There were 5,772 households, out of which 24.3% had children under the age of 18 living with them, 50.0% were married couples living together, 8.2% had a female householder with no husband present, and 39.1% were non-families. 33.6% of all households were made up of individuals, and 16.2% had someone living alone who was 65 years of age or older. The average household size was 2.20 and the average family size was 2.84.
In the city, the population was spread out, with 19.4% under the age of 18, 5.4% from 18 to 24, 24.2% from 25 to 44, 26.3% from 45 to 64, and 24.8% who were 65 years of age or older. The median age was 46 years. For every 100 females, there were 86.7 males. For every 100 females age 18 and over, there were 82.4 males.
The median income for a household in the city was $55,306, and the median income for a family was $68,429. Males had a median income of $45,670 versus $36,334 for females. The per capita income for the city was $30,328. About 2.6% of families and 4.0% of the population were below the poverty line, including 3.2% of those under age 18 and 6.3% of those age 65 or over.
- "2019 U.S. Gazetteer Files". United States Census Bureau. Retrieved August 7, 2020.
- "US Board on Geographic Names". United States Geological Survey. October 25, 2007. Archived from the original on February 12, 2012. Retrieved January 31, 2008.
- "U.S. Census website". United States Census Bureau. Retrieved January 31, 2008.
- "US Gazetteer files: 2010, 2000, and 1990". United States Census Bureau. February 12, 2011. Retrieved April 23, 2011.
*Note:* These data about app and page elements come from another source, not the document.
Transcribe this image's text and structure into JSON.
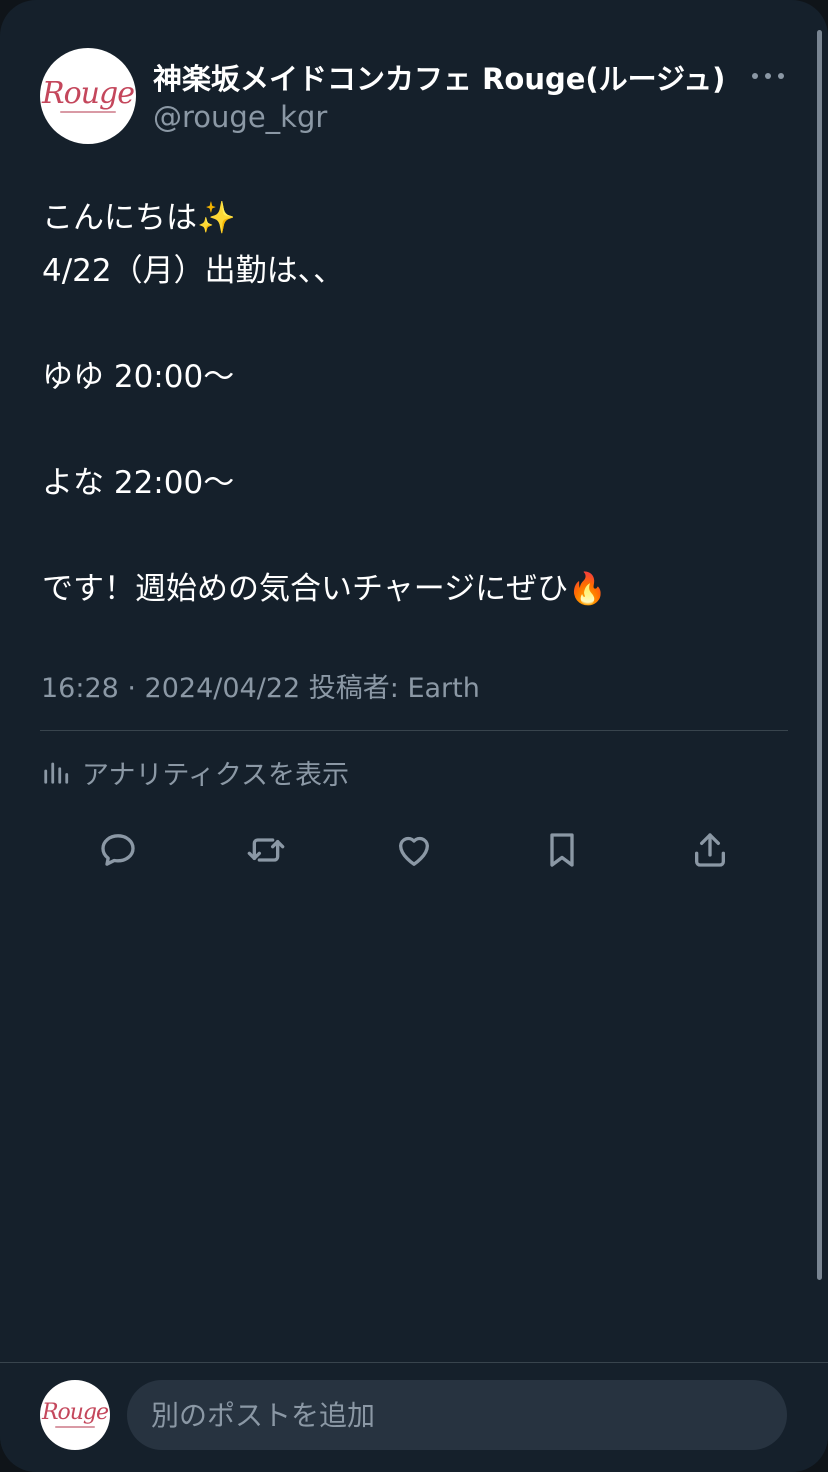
{
  "post": {
    "author": {
      "display_name": "神楽坂メイドコンカフェ Rouge(ルージュ)",
      "handle": "@rouge_kgr",
      "avatar_logo": "Rouge"
    },
    "more_icon": "more-horizontal-icon",
    "body_lines": [
      "こんにちは✨",
      "4/22（月）出勤は、、",
      "",
      "ゆゆ 20:00～",
      "",
      "よな 22:00～",
      "",
      "です！週始めの気合いチャージにぜひ🔥"
    ],
    "meta": "16:28 · 2024/04/22 投稿者: Earth",
    "analytics_label": "アナリティクスを表示",
    "actions": [
      {
        "name": "reply",
        "icon": "reply-icon"
      },
      {
        "name": "repost",
        "icon": "repost-icon"
      },
      {
        "name": "like",
        "icon": "heart-icon"
      },
      {
        "name": "bookmark",
        "icon": "bookmark-icon"
      },
      {
        "name": "share",
        "icon": "share-icon"
      }
    ]
  },
  "composer": {
    "placeholder": "別のポストを追加",
    "avatar_logo": "Rouge"
  },
  "colors": {
    "background": "#15202b",
    "text_primary": "#ffffff",
    "text_secondary": "#8b98a5",
    "divider": "#38444d",
    "input_bg": "#273340",
    "logo": "#c4475c"
  }
}
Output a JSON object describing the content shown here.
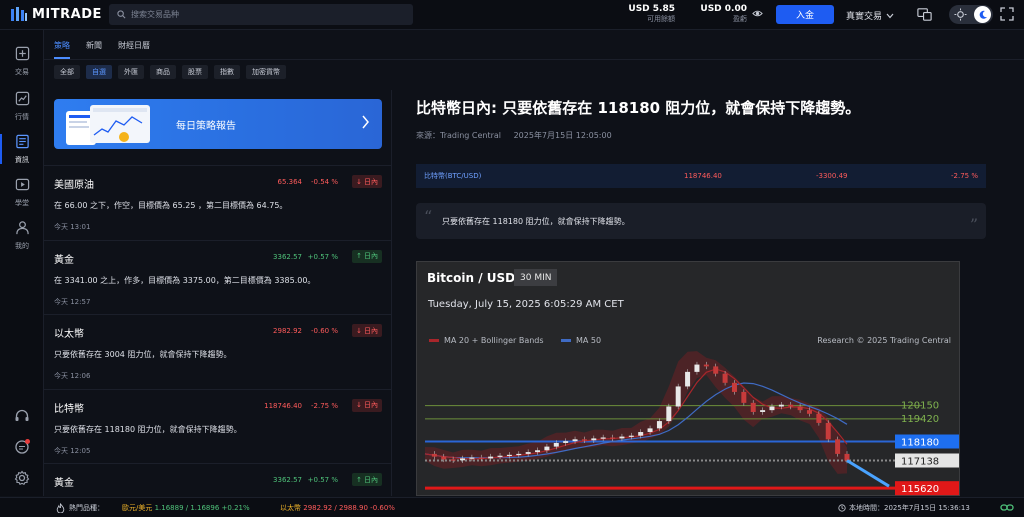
{
  "brand": "MITRADE",
  "search": {
    "placeholder": "搜索交易品种"
  },
  "account": {
    "available": {
      "value": "USD 5.85",
      "label": "可用餘額"
    },
    "profit": {
      "value": "USD 0.00",
      "label": "盈虧"
    },
    "deposit_label": "入金",
    "mode_label": "真實交易"
  },
  "leftnav": [
    {
      "label": "交易",
      "icon": "plus-square-icon"
    },
    {
      "label": "行情",
      "icon": "chart-line-icon"
    },
    {
      "label": "資訊",
      "icon": "news-icon"
    },
    {
      "label": "學堂",
      "icon": "play-icon"
    },
    {
      "label": "我的",
      "icon": "user-icon"
    }
  ],
  "tabs": [
    "策略",
    "新聞",
    "財經日曆"
  ],
  "filters": [
    "全部",
    "自選",
    "外匯",
    "商品",
    "股票",
    "指數",
    "加密貨幣"
  ],
  "banner": {
    "title": "每日策略報告"
  },
  "strategies": [
    {
      "name": "美國原油",
      "price": "65.364",
      "change": "-0.54 %",
      "dir": "down",
      "badge": "日內",
      "desc": "在 66.00 之下，作空，目標價為 65.25 ，第二目標價為 64.75。",
      "time": "今天 13:01"
    },
    {
      "name": "黃金",
      "price": "3362.57",
      "change": "+0.57 %",
      "dir": "up",
      "badge": "日內",
      "desc": "在 3341.00 之上，作多，目標價為 3375.00，第二目標價為 3385.00。",
      "time": "今天 12:57"
    },
    {
      "name": "以太幣",
      "price": "2982.92",
      "change": "-0.60 %",
      "dir": "down",
      "badge": "日內",
      "desc": "只要依舊存在 3004 阻力位，就會保持下降趨勢。",
      "time": "今天 12:06"
    },
    {
      "name": "比特幣",
      "price": "118746.40",
      "change": "-2.75 %",
      "dir": "down",
      "badge": "日內",
      "desc": "只要依舊存在 118180 阻力位，就會保持下降趨勢。",
      "time": "今天 12:05"
    },
    {
      "name": "黃金",
      "price": "3362.57",
      "change": "+0.57 %",
      "dir": "up",
      "badge": "日內",
      "desc": "",
      "time": ""
    }
  ],
  "article": {
    "headline": "比特幣日內: 只要依舊存在 118180 阻力位，就會保持下降趨勢。",
    "source": "來源：Trading Central",
    "datetime": "2025年7月15日 12:05:00",
    "quote_bar": {
      "symbol": "比特幣(BTC/USD)",
      "price": "118746.40",
      "change": "-3300.49",
      "percent": "-2.75 %"
    },
    "summary": "只要依舊存在 118180 阻力位，就會保持下降趨勢。"
  },
  "chart": {
    "title": "Bitcoin / USD",
    "timeframe": "30 MIN",
    "datetime": "Tuesday, July 15, 2025 6:05:29 AM CET",
    "legend": [
      {
        "name": "MA 20 + Bollinger Bands",
        "color": "#a8262b"
      },
      {
        "name": "MA 50",
        "color": "#3f6bc4"
      }
    ],
    "credit": "Research © 2025 Trading Central",
    "levels": [
      {
        "label": "120150",
        "kind": "text",
        "color": "#7fb24f"
      },
      {
        "label": "119420",
        "kind": "text",
        "color": "#7fb24f"
      },
      {
        "label": "118180",
        "kind": "tag",
        "color": "#1e6ff0"
      },
      {
        "label": "117138",
        "kind": "tag",
        "color": "#e5e5e5"
      },
      {
        "label": "115620",
        "kind": "tag",
        "color": "#e01818"
      }
    ]
  },
  "chart_data": {
    "type": "line",
    "title": "Bitcoin / USD",
    "series": [
      {
        "name": "MA 20 + Bollinger Bands",
        "color": "#a8262b"
      },
      {
        "name": "MA 50",
        "color": "#3f6bc4"
      }
    ],
    "price_levels": [
      120150,
      119420,
      118180,
      117138,
      115620
    ],
    "ylim": [
      115300,
      123200
    ],
    "price_path": [
      117500,
      117350,
      117200,
      117150,
      117250,
      117300,
      117250,
      117350,
      117400,
      117450,
      117500,
      117600,
      117700,
      117900,
      118100,
      118200,
      118300,
      118250,
      118350,
      118400,
      118350,
      118450,
      118500,
      118700,
      118900,
      119300,
      120100,
      121200,
      122000,
      122400,
      122300,
      121900,
      121400,
      120900,
      120300,
      119800,
      119900,
      120100,
      120200,
      120100,
      119900,
      119700,
      119200,
      118300,
      117500,
      117138
    ]
  },
  "bottombar": {
    "hot_label": "熱門品種：",
    "tickers": [
      {
        "name": "歐元/美元",
        "quote": "1.16889 / 1.16896",
        "change": "+0.21%",
        "dir": "up"
      },
      {
        "name": "以太幣",
        "quote": "2982.92 / 2988.90",
        "change": "-0.60%",
        "dir": "down"
      }
    ],
    "clock": "本地時間：2025年7月15日 15:36:13"
  }
}
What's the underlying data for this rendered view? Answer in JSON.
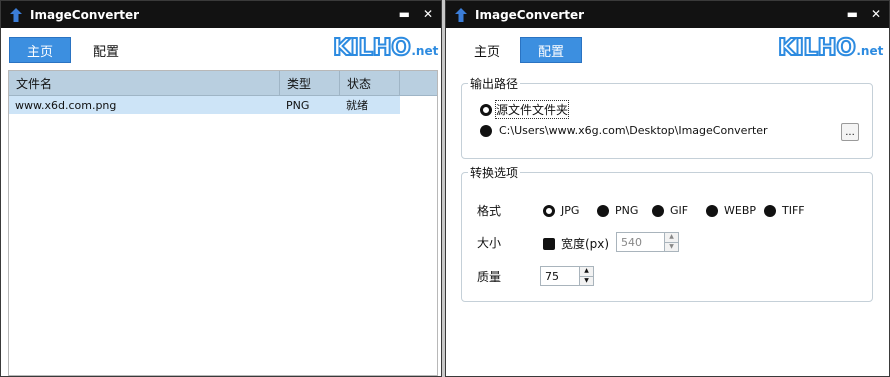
{
  "left_window": {
    "title": "ImageConverter",
    "minimize": "▬",
    "close": "✕",
    "tabs": [
      "主页",
      "配置"
    ],
    "logo": {
      "main": "KILHO",
      "sub": ".net"
    },
    "list": {
      "columns": [
        "文件名",
        "类型",
        "状态"
      ],
      "rows": [
        {
          "name": "www.x6d.com.png",
          "type": "PNG",
          "status": "就绪"
        }
      ]
    }
  },
  "right_window": {
    "title": "ImageConverter",
    "minimize": "▬",
    "close": "✕",
    "tabs": [
      "主页",
      "配置"
    ],
    "logo": {
      "main": "KILHO",
      "sub": ".net"
    },
    "output": {
      "title": "输出路径",
      "option_source": "源文件文件夹",
      "option_custom_path": "C:\\Users\\www.x6g.com\\Desktop\\ImageConverter",
      "browse_label": "..."
    },
    "convert": {
      "title": "转换选项",
      "format_label": "格式",
      "formats": [
        "JPG",
        "PNG",
        "GIF",
        "WEBP",
        "TIFF"
      ],
      "selected_format": "JPG",
      "size_label": "大小",
      "width_checkbox": "宽度(px)",
      "width_value": "540",
      "quality_label": "质量",
      "quality_value": "75"
    }
  },
  "colors": {
    "accent": "#3c8fe0",
    "titlebar": "#121212",
    "header": "#b9cfe0",
    "selected_row": "#cde4f7"
  }
}
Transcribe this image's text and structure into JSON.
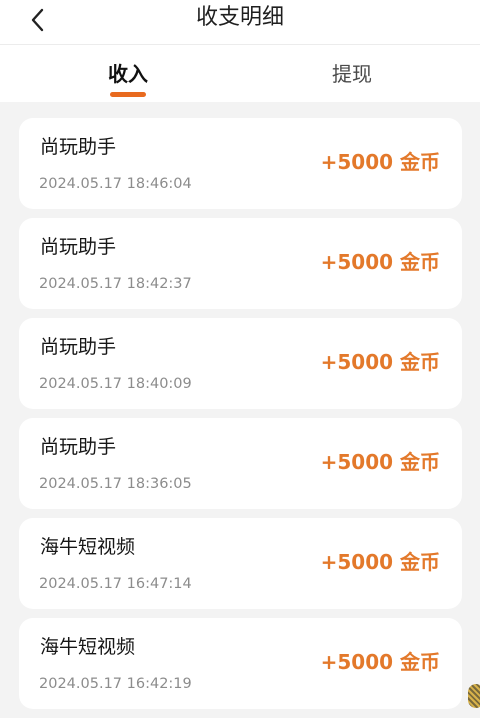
{
  "header": {
    "title": "收支明细",
    "back_icon": "chevron-left-icon"
  },
  "tabs": [
    {
      "label": "收入",
      "active": true
    },
    {
      "label": "提现",
      "active": false
    }
  ],
  "colors": {
    "accent": "#e86a1f",
    "amount": "#e3792b",
    "background": "#f3f3f3"
  },
  "records": [
    {
      "name": "尚玩助手",
      "time": "2024.05.17 18:46:04",
      "amount": "+5000 金币"
    },
    {
      "name": "尚玩助手",
      "time": "2024.05.17 18:42:37",
      "amount": "+5000 金币"
    },
    {
      "name": "尚玩助手",
      "time": "2024.05.17 18:40:09",
      "amount": "+5000 金币"
    },
    {
      "name": "尚玩助手",
      "time": "2024.05.17 18:36:05",
      "amount": "+5000 金币"
    },
    {
      "name": "海牛短视频",
      "time": "2024.05.17 16:47:14",
      "amount": "+5000 金币"
    },
    {
      "name": "海牛短视频",
      "time": "2024.05.17 16:42:19",
      "amount": "+5000 金币"
    }
  ]
}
- "US Gazetteer files 2010". United States Census Bureau. Archived from the original on January 25, 2012. Retrieved November 18, 2012.
- "Potawatomi History". Milwaukee Public Museum. Retrieved February 20, 2020.
- "Glendale, Wisconsin: History". Village of Glendale. Retrieved January 1, 2021.
- Gerwing, Anselm J. (Summer 1964). "The Chicago Indian Treaty of 1833". Journal of the Illinois State Historical Society. 57 (2): 117–142. ISSN 0019-2287. JSTOR 40190019.
- Morris, Robert, ed. Glendale, Wisconsin: rich past, bright future, 1950-2000 Glendale, Wisconsin:Glendale, Wisconsin 50th Anniversary Committee, 2000; p. 67
- "Glendale, County of Milwaukee: Certificate of Incorporation" (PDF). Wisconsin Secretary of State. Retrieved April 23, 2018.
- "Encyclopedia of Milwaukee: City of Glendale". University of Wisconsin-Milwaukee. Retrieved January 1, 2021.
- "Census of Population and Housing". Census.gov. Retrieved June 4, 2015.
- https://www.census.gov/quickfacts/fact/table/glendalecitywisconsin/PST045219[dead link]
- "U.S. Census website". United States Census Bureau. Retrieved November 18, 2012.